╭─ Data for processing
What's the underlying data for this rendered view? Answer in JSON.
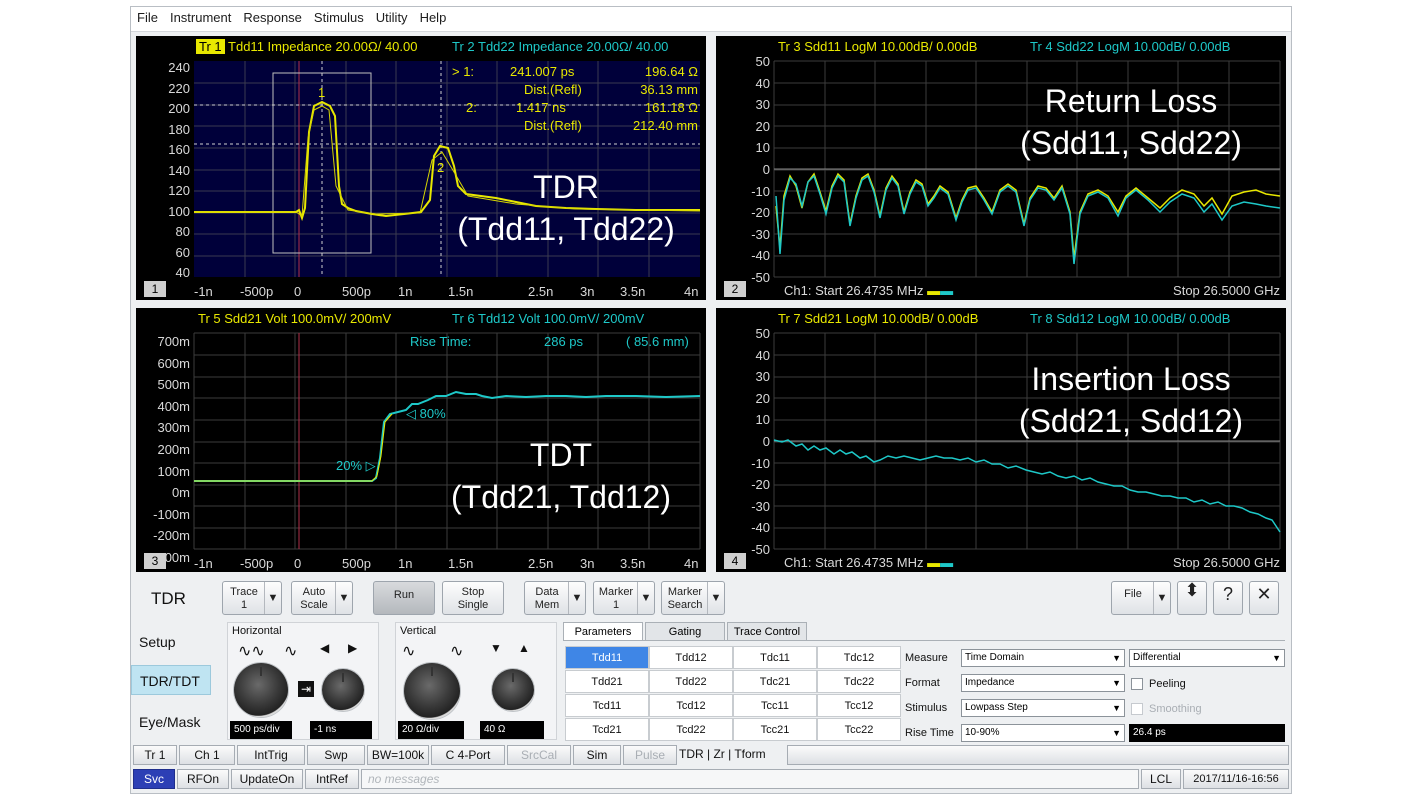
{
  "menu": [
    "File",
    "Instrument",
    "Response",
    "Stimulus",
    "Utility",
    "Help"
  ],
  "panels": {
    "p1": {
      "number": "1",
      "tr1_badge": "Tr 1",
      "tr1_text": "Tdd11 Impedance 20.00Ω/ 40.00",
      "tr2_text": "Tr 2  Tdd22 Impedance 20.00Ω/  40.00",
      "y_ticks": [
        "240",
        "220",
        "200",
        "180",
        "160",
        "140",
        "120",
        "100",
        "80",
        "60",
        "40"
      ],
      "x_ticks": [
        "-1n",
        "-500p",
        "0",
        "500p",
        "1n",
        "1.5n",
        "2.5n",
        "3n",
        "3.5n",
        "4n"
      ],
      "marker1": {
        "label": "> 1:",
        "time": "241.007  ps",
        "value": "196.64 Ω",
        "dist_label": "Dist.(Refl)",
        "dist": "36.13 mm"
      },
      "marker2": {
        "label": "2:",
        "time": "1.417  ns",
        "value": "161.18 Ω",
        "dist_label": "Dist.(Refl)",
        "dist": "212.40 mm"
      },
      "overlay_line1": "TDR",
      "overlay_line2": "(Tdd11, Tdd22)",
      "mk1": "1",
      "mk2": "2"
    },
    "p2": {
      "number": "2",
      "tr3_text": "Tr 3  Sdd11 LogM 10.00dB/  0.00dB",
      "tr4_text": "Tr 4  Sdd22 LogM 10.00dB/  0.00dB",
      "y_ticks": [
        "50",
        "40",
        "30",
        "20",
        "10",
        "0",
        "-10",
        "-20",
        "-30",
        "-40",
        "-50"
      ],
      "start": "Ch1:  Start  26.4735 MHz",
      "stop": "Stop  26.5000 GHz",
      "overlay_line1": "Return Loss",
      "overlay_line2": "(Sdd11, Sdd22)"
    },
    "p3": {
      "number": "3",
      "tr5_text": "Tr 5  Sdd21 Volt 100.0mV/  200mV",
      "tr6_text": "Tr 6  Tdd12 Volt 100.0mV/  200mV",
      "y_ticks": [
        "700m",
        "600m",
        "500m",
        "400m",
        "300m",
        "200m",
        "100m",
        "0m",
        "-100m",
        "-200m",
        "-300m"
      ],
      "x_ticks": [
        "-1n",
        "-500p",
        "0",
        "500p",
        "1n",
        "1.5n",
        "2.5n",
        "3n",
        "3.5n",
        "4n"
      ],
      "rise_label": "Rise Time:",
      "rise_value": "286 ps",
      "rise_dist": "( 85.6 mm)",
      "pct80": "◁ 80%",
      "pct20": "20% ▷",
      "overlay_line1": "TDT",
      "overlay_line2": "(Tdd21, Tdd12)"
    },
    "p4": {
      "number": "4",
      "tr7_text": "Tr 7  Sdd21 LogM 10.00dB/  0.00dB",
      "tr8_text": "Tr 8  Sdd12 LogM 10.00dB/  0.00dB",
      "y_ticks": [
        "50",
        "40",
        "30",
        "20",
        "10",
        "0",
        "-10",
        "-20",
        "-30",
        "-40",
        "-50"
      ],
      "start": "Ch1:  Start  26.4735 MHz",
      "stop": "Stop  26.5000 GHz",
      "overlay_line1": "Insertion Loss",
      "overlay_line2": "(Sdd21, Sdd12)"
    }
  },
  "toolbar": {
    "mode": "TDR",
    "trace_l1": "Trace",
    "trace_l2": "1",
    "auto_l1": "Auto",
    "auto_l2": "Scale",
    "run": "Run",
    "stop_l1": "Stop",
    "stop_l2": "Single",
    "data_l1": "Data",
    "data_l2": "Mem",
    "marker_l1": "Marker",
    "marker_l2": "1",
    "msearch_l1": "Marker",
    "msearch_l2": "Search",
    "file": "File",
    "updown": "⬍",
    "help": "?",
    "close": "✕",
    "dd": "▼"
  },
  "sidebar": [
    "Setup",
    "TDR/TDT",
    "Eye/Mask"
  ],
  "horizontal": {
    "title": "Horizontal",
    "value1": "500 ps/div",
    "value2": "-1 ns"
  },
  "vertical": {
    "title": "Vertical",
    "value1": "20 Ω/div",
    "value2": "40 Ω"
  },
  "tabs": [
    "Parameters",
    "Gating",
    "Trace Control"
  ],
  "param_grid": [
    [
      "Tdd11",
      "Tdd12",
      "Tdc11",
      "Tdc12"
    ],
    [
      "Tdd21",
      "Tdd22",
      "Tdc21",
      "Tdc22"
    ],
    [
      "Tcd11",
      "Tcd12",
      "Tcc11",
      "Tcc12"
    ],
    [
      "Tcd21",
      "Tcd22",
      "Tcc21",
      "Tcc22"
    ]
  ],
  "settings": {
    "measure_label": "Measure",
    "measure_value": "Time Domain",
    "mode_value": "Differential",
    "format_label": "Format",
    "format_value": "Impedance",
    "peeling": "Peeling",
    "stimulus_label": "Stimulus",
    "stimulus_value": "Lowpass Step",
    "smoothing": "Smoothing",
    "rise_label": "Rise Time",
    "rise_value": "10-90%",
    "rise_time": "26.4 ps"
  },
  "status1": [
    "Tr 1",
    "Ch 1",
    "IntTrig",
    "Swp",
    "BW=100k",
    "C  4-Port",
    "SrcCal",
    "Sim",
    "Pulse",
    "TDR | Zr | Tform"
  ],
  "status2": {
    "svc": "Svc",
    "rfon": "RFOn",
    "update": "UpdateOn",
    "intref": "IntRef",
    "messages": "no messages",
    "lcl": "LCL",
    "datetime": "2017/11/16-16:56"
  },
  "colors": {
    "trace_yellow": "#e8e800",
    "trace_cyan": "#1ec8c8",
    "grid": "#3c3c3c",
    "panel_bg": "#000000",
    "tdr_bg": "#00003a"
  }
}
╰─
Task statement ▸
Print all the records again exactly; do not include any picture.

Response to the exercise ▸
What's the underlying data for this rendered view? Answer in JSON.
{
  "menu": [
    "File",
    "Instrument",
    "Response",
    "Stimulus",
    "Utility",
    "Help"
  ],
  "panels": {
    "p1": {
      "number": "1",
      "tr1_badge": "Tr 1",
      "tr1_text": "Tdd11 Impedance 20.00Ω/ 40.00",
      "tr2_text": "Tr 2  Tdd22 Impedance 20.00Ω/  40.00",
      "y_ticks": [
        "240",
        "220",
        "200",
        "180",
        "160",
        "140",
        "120",
        "100",
        "80",
        "60",
        "40"
      ],
      "x_ticks": [
        "-1n",
        "-500p",
        "0",
        "500p",
        "1n",
        "1.5n",
        "2.5n",
        "3n",
        "3.5n",
        "4n"
      ],
      "marker1": {
        "label": "> 1:",
        "time": "241.007  ps",
        "value": "196.64 Ω",
        "dist_label": "Dist.(Refl)",
        "dist": "36.13 mm"
      },
      "marker2": {
        "label": "2:",
        "time": "1.417  ns",
        "value": "161.18 Ω",
        "dist_label": "Dist.(Refl)",
        "dist": "212.40 mm"
      },
      "overlay_line1": "TDR",
      "overlay_line2": "(Tdd11, Tdd22)",
      "mk1": "1",
      "mk2": "2"
    },
    "p2": {
      "number": "2",
      "tr3_text": "Tr 3  Sdd11 LogM 10.00dB/  0.00dB",
      "tr4_text": "Tr 4  Sdd22 LogM 10.00dB/  0.00dB",
      "y_ticks": [
        "50",
        "40",
        "30",
        "20",
        "10",
        "0",
        "-10",
        "-20",
        "-30",
        "-40",
        "-50"
      ],
      "start": "Ch1:  Start  26.4735 MHz",
      "stop": "Stop  26.5000 GHz",
      "overlay_line1": "Return Loss",
      "overlay_line2": "(Sdd11, Sdd22)"
    },
    "p3": {
      "number": "3",
      "tr5_text": "Tr 5  Sdd21 Volt 100.0mV/  200mV",
      "tr6_text": "Tr 6  Tdd12 Volt 100.0mV/  200mV",
      "y_ticks": [
        "700m",
        "600m",
        "500m",
        "400m",
        "300m",
        "200m",
        "100m",
        "0m",
        "-100m",
        "-200m",
        "-300m"
      ],
      "x_ticks": [
        "-1n",
        "-500p",
        "0",
        "500p",
        "1n",
        "1.5n",
        "2.5n",
        "3n",
        "3.5n",
        "4n"
      ],
      "rise_label": "Rise Time:",
      "rise_value": "286 ps",
      "rise_dist": "( 85.6 mm)",
      "pct80": "◁ 80%",
      "pct20": "20% ▷",
      "overlay_line1": "TDT",
      "overlay_line2": "(Tdd21, Tdd12)"
    },
    "p4": {
      "number": "4",
      "tr7_text": "Tr 7  Sdd21 LogM 10.00dB/  0.00dB",
      "tr8_text": "Tr 8  Sdd12 LogM 10.00dB/  0.00dB",
      "y_ticks": [
        "50",
        "40",
        "30",
        "20",
        "10",
        "0",
        "-10",
        "-20",
        "-30",
        "-40",
        "-50"
      ],
      "start": "Ch1:  Start  26.4735 MHz",
      "stop": "Stop  26.5000 GHz",
      "overlay_line1": "Insertion Loss",
      "overlay_line2": "(Sdd21, Sdd12)"
    }
  },
  "toolbar": {
    "mode": "TDR",
    "trace_l1": "Trace",
    "trace_l2": "1",
    "auto_l1": "Auto",
    "auto_l2": "Scale",
    "run": "Run",
    "stop_l1": "Stop",
    "stop_l2": "Single",
    "data_l1": "Data",
    "data_l2": "Mem",
    "marker_l1": "Marker",
    "marker_l2": "1",
    "msearch_l1": "Marker",
    "msearch_l2": "Search",
    "file": "File",
    "updown": "⬍",
    "help": "?",
    "close": "✕",
    "dd": "▼"
  },
  "sidebar": [
    "Setup",
    "TDR/TDT",
    "Eye/Mask"
  ],
  "horizontal": {
    "title": "Horizontal",
    "value1": "500 ps/div",
    "value2": "-1 ns"
  },
  "vertical": {
    "title": "Vertical",
    "value1": "20 Ω/div",
    "value2": "40 Ω"
  },
  "tabs": [
    "Parameters",
    "Gating",
    "Trace Control"
  ],
  "param_grid": [
    [
      "Tdd11",
      "Tdd12",
      "Tdc11",
      "Tdc12"
    ],
    [
      "Tdd21",
      "Tdd22",
      "Tdc21",
      "Tdc22"
    ],
    [
      "Tcd11",
      "Tcd12",
      "Tcc11",
      "Tcc12"
    ],
    [
      "Tcd21",
      "Tcd22",
      "Tcc21",
      "Tcc22"
    ]
  ],
  "settings": {
    "measure_label": "Measure",
    "measure_value": "Time Domain",
    "mode_value": "Differential",
    "format_label": "Format",
    "format_value": "Impedance",
    "peeling": "Peeling",
    "stimulus_label": "Stimulus",
    "stimulus_value": "Lowpass Step",
    "smoothing": "Smoothing",
    "rise_label": "Rise Time",
    "rise_value": "10-90%",
    "rise_time": "26.4 ps"
  },
  "status1": [
    "Tr 1",
    "Ch 1",
    "IntTrig",
    "Swp",
    "BW=100k",
    "C  4-Port",
    "SrcCal",
    "Sim",
    "Pulse",
    "TDR | Zr | Tform"
  ],
  "status2": {
    "svc": "Svc",
    "rfon": "RFOn",
    "update": "UpdateOn",
    "intref": "IntRef",
    "messages": "no messages",
    "lcl": "LCL",
    "datetime": "2017/11/16-16:56"
  },
  "colors": {
    "trace_yellow": "#e8e800",
    "trace_cyan": "#1ec8c8",
    "grid": "#3c3c3c",
    "panel_bg": "#000000",
    "tdr_bg": "#00003a"
  }
}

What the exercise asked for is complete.